IMAGE: Many of us used the long weekend to catch up with loved ones, but what’s the COVID-19 risk? (Pexels: Askar Abayev)
If you spent the Easter long weekend catching up with friends and family, you might have been exposed to COVID-19 and not know it.
Here’s a rough guide that will help you work out what your risk of infection is.
When are people most contagious?
Generally, people are most contagious in the early stages of their infection.
That’s roughly about one or two days before you start developing symptoms, and then another one or two days after that, according to Harvard Medical School.
But it’s important to remember that one person’s infectious period can differ from another’s.
And infected people can pass on the virus whether they develop symptoms or not.
How long after exposure will symptoms start to show?
Probably three days — so, if you contracted the virus from someone you spent time with on Good Friday, your symptoms might have developed yesterday.
That’s because research suggests the incubation period for the Omicron variant is shorter than earlier strains.
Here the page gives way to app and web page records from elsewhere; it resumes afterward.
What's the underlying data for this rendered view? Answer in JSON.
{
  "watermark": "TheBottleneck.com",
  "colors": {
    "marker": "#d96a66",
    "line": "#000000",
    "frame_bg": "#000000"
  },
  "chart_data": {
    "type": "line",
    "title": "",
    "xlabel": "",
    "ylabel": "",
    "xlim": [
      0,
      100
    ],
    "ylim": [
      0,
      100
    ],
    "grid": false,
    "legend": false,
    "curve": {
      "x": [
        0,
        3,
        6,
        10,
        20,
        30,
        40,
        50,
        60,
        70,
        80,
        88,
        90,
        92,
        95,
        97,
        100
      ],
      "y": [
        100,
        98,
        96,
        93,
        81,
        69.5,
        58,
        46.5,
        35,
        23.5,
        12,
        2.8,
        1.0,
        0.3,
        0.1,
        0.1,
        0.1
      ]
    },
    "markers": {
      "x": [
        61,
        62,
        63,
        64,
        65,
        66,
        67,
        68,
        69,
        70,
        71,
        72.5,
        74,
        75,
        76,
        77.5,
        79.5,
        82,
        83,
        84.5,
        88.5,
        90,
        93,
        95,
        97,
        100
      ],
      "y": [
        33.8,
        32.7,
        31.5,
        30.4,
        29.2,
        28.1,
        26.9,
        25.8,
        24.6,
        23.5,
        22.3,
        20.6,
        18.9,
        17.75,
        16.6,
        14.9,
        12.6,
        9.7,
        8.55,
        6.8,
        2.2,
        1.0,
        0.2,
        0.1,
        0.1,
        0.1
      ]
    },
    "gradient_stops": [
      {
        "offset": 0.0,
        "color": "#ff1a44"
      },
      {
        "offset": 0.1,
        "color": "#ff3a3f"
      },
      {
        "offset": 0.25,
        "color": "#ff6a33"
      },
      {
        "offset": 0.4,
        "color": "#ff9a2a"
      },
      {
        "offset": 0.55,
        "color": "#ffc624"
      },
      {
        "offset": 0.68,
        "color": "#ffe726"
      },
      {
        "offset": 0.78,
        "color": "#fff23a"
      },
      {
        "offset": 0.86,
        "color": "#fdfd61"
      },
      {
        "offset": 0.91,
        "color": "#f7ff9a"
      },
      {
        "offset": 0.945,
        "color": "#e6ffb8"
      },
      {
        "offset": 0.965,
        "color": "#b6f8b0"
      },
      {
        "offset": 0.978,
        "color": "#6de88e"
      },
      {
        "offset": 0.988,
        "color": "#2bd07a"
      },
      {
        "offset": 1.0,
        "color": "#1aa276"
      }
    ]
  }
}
Harvard Medical School said it looked like Omicron symptoms start appearing three days after exposure, while it was four days for Delta and five days for earlier strains.
However, some people who contract the virus will never develop symptoms.
What symptoms should I look out for?
We’re well-versed in the standard COVID-19 symptoms: cough, fever, loss of smell, headaches, fatigue and a runny nose.
But gastro-like symptoms seem to be on the rise among COVID-19 patients lately, with reports of diarrhoea, vomiting and loss of appetite becoming common complaints.
Other research suggests a hoarse voice is more common in Omicron cases than Delta strains.
How long does it take to test positive after exposure?
It depends on which test you take.
Preliminary research on the Omicron outbreak suggests rapid antigen tests (RATs) may not detect COVID-19 until at least two days after someone is exposed to the virus, and the Therapeutic Goods Administration (TGA) says they’re not as accurate if you do not have symptoms.
So it’s likely you won’t test positive on a RAT until a few days after exposure, but you could still get a false negative result on a RAT even after a few days.
On the other hand, PCR tests are likely to detect the virus earlier than RATs.
The TGA says those tests — the ones you have to go to a testing clinic for — can sometimes detect the virus even before people start noticing symptoms.
Peter Richmond, a vaccine and paediatrics expert at the University of Western Australia, said PCR tests could pick up very low levels of the virus and could return a positive result “potentially even before you’re infectious”.
So when should I get tested?
When you develop symptoms.
Professor Richmond says you shouldn’t rush out to get tested the day after you think you could have been exposed to the virus. It’s unlikely the virus will be picked up that early.
“You want to wait two to three days before you get your PCR test,” he said.
The same goes for RATS.
Registered nurse and disease control expert Thea van de Mortel from Griffith University recommended waiting a couple of days after being exposed to the virus before taking a rapid test — that’s because RATs usually don’t pick up the virus unless someone has symptoms.
“It takes a while for the viral load to get up to the point where it’s detectable,” Professor van de Mortel said.
Does that mean I should get re-tested?
If you’ve returned a negative result on a RAT but you still have symptoms, the advice is to isolate for another 24 hours before doing another RAT or have a PCR test.
That’s because RATs work by detecting a protein the virus produces, and giving yourself another day may give the virus more time to produce a detectable amount of that protein.
“In that interval, if you do have COVID, you will have increased the amount of virus you have and, therefore, increased the amount of protein and will then get a positive RAT,” Professor Richmond said.
“But if you’ve got a negative PCR with symptoms, you’re probably OK. You don’t need to necessarily repeat it the following day.”
How long are you contagious for after testing positive?
Most people will no longer be contagious after 10 days from the onset of their symptoms.